“We share tools so that newsrooms can promote diversity in different ways,” Santana said. “As there is a lot of complexity in promoting diversity, we developed a methodology to monitor newsroom development. It is possible to know which areas deserve more attention so that diversity becomes part of daily life in the newsroom.”
The organization developed eight steps to achieve diversity in newsrooms of all sizes and created a toolbox to promote diversity on a daily basis in the team and for it to have an impact on audiences and consequently on the sustainability of the medium.

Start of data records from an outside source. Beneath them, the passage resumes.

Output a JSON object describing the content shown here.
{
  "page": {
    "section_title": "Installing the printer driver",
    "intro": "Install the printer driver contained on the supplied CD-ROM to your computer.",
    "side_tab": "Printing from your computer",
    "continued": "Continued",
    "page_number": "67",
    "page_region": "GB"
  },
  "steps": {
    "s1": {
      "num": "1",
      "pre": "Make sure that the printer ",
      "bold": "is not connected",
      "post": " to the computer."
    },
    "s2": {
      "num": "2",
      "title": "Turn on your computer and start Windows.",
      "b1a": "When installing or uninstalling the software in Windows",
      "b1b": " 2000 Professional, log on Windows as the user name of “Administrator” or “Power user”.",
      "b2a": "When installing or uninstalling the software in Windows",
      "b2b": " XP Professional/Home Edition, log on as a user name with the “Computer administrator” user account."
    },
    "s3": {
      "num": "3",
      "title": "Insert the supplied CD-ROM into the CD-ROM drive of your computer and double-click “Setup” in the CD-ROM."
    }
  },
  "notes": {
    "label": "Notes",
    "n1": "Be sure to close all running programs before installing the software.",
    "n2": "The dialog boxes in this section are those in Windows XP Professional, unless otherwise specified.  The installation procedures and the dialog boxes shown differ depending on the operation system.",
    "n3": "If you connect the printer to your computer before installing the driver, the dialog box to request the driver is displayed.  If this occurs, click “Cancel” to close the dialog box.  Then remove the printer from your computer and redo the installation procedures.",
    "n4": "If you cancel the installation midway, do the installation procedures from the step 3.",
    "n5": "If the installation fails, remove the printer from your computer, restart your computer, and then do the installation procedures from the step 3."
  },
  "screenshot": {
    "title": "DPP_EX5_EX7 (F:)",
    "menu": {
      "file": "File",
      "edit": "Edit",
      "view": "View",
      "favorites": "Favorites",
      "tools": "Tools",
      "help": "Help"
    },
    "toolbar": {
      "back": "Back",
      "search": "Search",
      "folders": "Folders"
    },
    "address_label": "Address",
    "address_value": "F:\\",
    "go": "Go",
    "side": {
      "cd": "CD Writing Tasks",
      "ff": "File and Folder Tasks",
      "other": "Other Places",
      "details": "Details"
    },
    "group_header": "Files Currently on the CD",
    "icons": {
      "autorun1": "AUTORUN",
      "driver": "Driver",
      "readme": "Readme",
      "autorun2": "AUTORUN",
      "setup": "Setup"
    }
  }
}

“We know that our experiences as Black people, women, trans people have a great impact on the journalistic profession, so it is very important not only to keep these professionals in the newsrooms, but also to accompany them, keep them comfortable in these environments so that they can bring their experiences and share their diversity in journalistic production,” Santana said.
The project included creating a formula to measure newsroom progress toward diversity throughout the program.
“Since the creation of metrics is a trend around the world, newsrooms need to turn to the data to create more accurate and just strategies for journalism to become more representative,” Santana said.
The lack of diversity in media content also contributes to the narrative of polarization that Latin American societies are experiencing, since it encourages the formation of radical ideas and hate speech about specific groups.
“Media should not enter to play this game of polarization. As practically everyone in this book says: including diversity in the journalistic narrative and in newsrooms is part of the solution,” González said.
Mariana Alvarado added that it is time for journalism to reach all population groups without exception. And that will only be achieved through a vision of diversity and the creation of more niche media.
“We are all married to the idea that journalism is a public service and our duty as journalists is to reach absolutely everyone,” she said. “In that sense, I think it is important that we see inclusion and diversity, not as a fashion, but as something that is here to stay and that must be the beginning of a new era in our great informative work.”
Professor Alves thanked NAHJ for providing space for the ebook presentation and recognized the institution’s historic struggle for diversity in the U.S. media.
“I believe that in Latin America we have much to learn and seek inspiration from this long experience that journalists have here in the United States for their struggles for civil rights, for diversity, equity and inclusion, these three words that are so great and so important and that are becoming a great cry for social justice in the world,” the professor said.
The ebook, which is available in Spanish and can be downloaded for free at the JournalismCourses.org site, is the culmination of an initiative to support diversity in journalism in Latin America promoted by the Knight Center for Journalism in the Americas, with the support of the Google News Initiative.
The first stage of the initiative was the MOOC (massive, open, online course) “Diversity in News and Newsrooms,” taught by Peruvian journalist Marco Avilés in January 2021. This MOOC brought together 1,921 students from 50 countries. This is now available as a self-directed course on JournalismCourses.org.
The second stage was the 1st Latin American Conference on Diversity in Journalism, a virtual event held on March 26 and 27 of the same year, to which 2,120 people registered. The conference can be viewed on YouTube.